Even if the details of the maths beat me, I got the message, and it's plausible. Tirole said that, at first, people had assumed that the likes of the internet and other modern social tech would be a good thing - empowering the previously voiceless and all that - and momentarily reminding me of the optimism around the Summer of Love before it petered out into drug overdoses in squalid squats. But he reckons that this upbeat assumption, like the flower children's, is worth revisiting, and that there are real risks of technologies like facial recognition becoming oppressive - and effective - methods of totalitarian control. The poster child in his presentation was China's proposed 'social credit' rating system, which looks to bundle all of a person's activity into a composite measure of whether they are a good citizen in their everyday life and whether they are going with the Communist Party flow, with potentially unpleasant personal consequences if they aren't (for example though restrictions on their access to credit, employment, education or travel).

In the discussion afterwards, there were quite a few questions (including mine) about whether the social credit rating would be as effective as feared. My thinking had been that people would see through the government's rating as a political device - I was reminded of the crack in the Soviet Union that "we pretend to work and they pretend to pay us" - and would actually judge you by (for example) your buyer or seller scores on whatever is the Chinese equivalent of eBay. 

Tirole, as we should have expected, had thought of that, and his answer was that an authority minded to go down the social credit rating route would deal to the private scoring systems to stop them being used in exactly that way. On p4 of the paper he says, "The state must eliminate competition from independent, privately-provided social ratings. Because economic agents are interested in the social reliability of their partners, but not in whether these partners’ tastes fit with the government’s views, private platforms would expunge any information about political views from their ratings. This competition would lead to de facto unbundling, with no-one paying attention to the government’s social score". 

He also said that people couldn't just ignore the ratings when they carried real penalties, and he pointed to an insidious feature of the rating system, 'guilt by association'. You might well want to allow the poorly rated dissident to buy a business class air ticket, but your own rating will suffer if you do. It reminded me that we've been here before: how many people kept buying from Jewish shops in 1934, when the SS were taking notes? Tirole also raised some interesting historical parallels, quoting Aldous Huxley's letter to George Orwell in 1949, where Huxley felt that oppressive governments would find it easier to go for lower cost routes than running gulags. Orwell was right in the shorter-term, but Huxley might be closer today: "the recent developments fit well with his overall vision" (p6).
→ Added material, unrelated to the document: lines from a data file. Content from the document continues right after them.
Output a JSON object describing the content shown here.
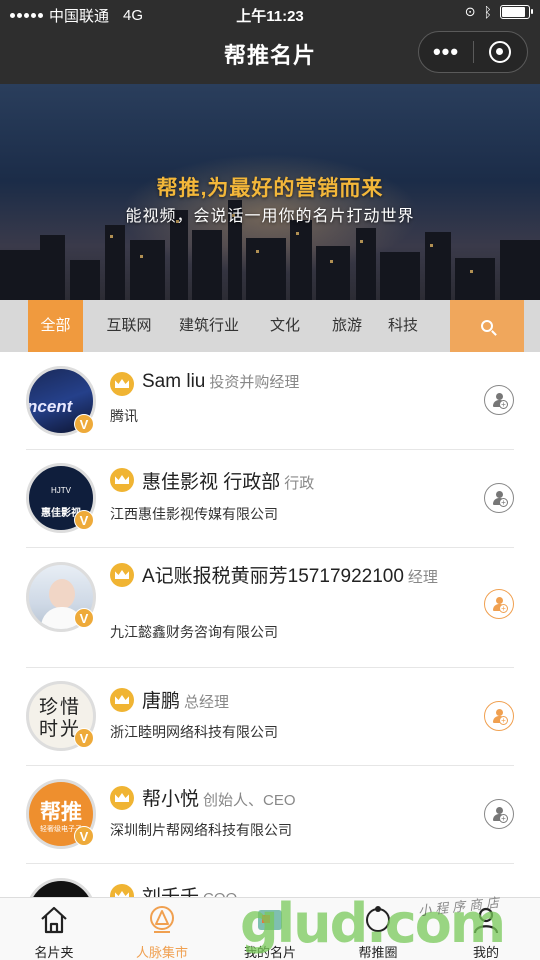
{
  "status": {
    "carrier": "中国联通",
    "network": "4G",
    "time": "上午11:23",
    "battery_level": 0.9
  },
  "nav": {
    "title": "帮推名片",
    "more_label": "•••"
  },
  "banner": {
    "headline": "帮推,为最好的营销而来",
    "subline": "能视频，会说话一用你的名片打动世界"
  },
  "categories": [
    {
      "label": "全部",
      "active": true
    },
    {
      "label": "互联网"
    },
    {
      "label": "建筑行业"
    },
    {
      "label": "文化"
    },
    {
      "label": "旅游"
    },
    {
      "label": "科技"
    }
  ],
  "cards": [
    {
      "name": "Sam liu",
      "role": "投资并购经理",
      "company": "腾讯",
      "badge": "V",
      "avatar_text": "ncent",
      "button": "gray"
    },
    {
      "name": "惠佳影视 行政部",
      "role": "行政",
      "company": "江西惠佳影视传媒有限公司",
      "badge": "V",
      "avatar_text": "惠佳影视",
      "avatar_sub": "HJTV",
      "button": "gray"
    },
    {
      "name": "A记账报税黄丽芳15717922100",
      "role": "经理",
      "company": "九江懿鑫财务咨询有限公司",
      "badge": "V",
      "avatar_text": "",
      "button": "orange"
    },
    {
      "name": "唐鹏",
      "role": "总经理",
      "company": "浙江睦明网络科技有限公司",
      "badge": "V",
      "avatar_text": "珍惜时光",
      "button": "orange"
    },
    {
      "name": "帮小悦",
      "role": "创始人、CEO",
      "company": "深圳制片帮网络科技有限公司",
      "badge": "V",
      "avatar_text": "帮推",
      "avatar_sub": "轻奢级电子子",
      "button": "gray"
    },
    {
      "name": "刘千千",
      "role": "COO",
      "company": "",
      "badge": "V",
      "avatar_text": "",
      "button": "gray"
    }
  ],
  "tabbar": [
    {
      "label": "名片夹",
      "icon": "home-icon"
    },
    {
      "label": "人脉集市",
      "icon": "location-icon",
      "active": true
    },
    {
      "label": "我的名片",
      "icon": "card-icon"
    },
    {
      "label": "帮推圈",
      "icon": "circle-icon"
    },
    {
      "label": "我的",
      "icon": "user-icon"
    }
  ],
  "watermark": {
    "text": "glud.com",
    "tagline": "小程序商店"
  },
  "colors": {
    "accent": "#f09a3e",
    "crown": "#f0b433",
    "navbar": "#2e2e2e"
  }
}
What should be done? "A key challenge for our digital society will be to come up with principle-based policy frameworks that discipline governments and private platforms in their integration and disclosure of data about individuals" (pp35-6). But as he also says with very considerable understatement, "The exact contours of such disciplined principles are still to be identified", particularly (I'd add) because we also want to keep sight of the very large benefits the new platforms have brought.  Tirole argued for the desirability of keeping divisive issues out of the databases and aiming to "monitor platforms' foray into political coverage unless platform regulation is performed by one or several entirely independent agencies".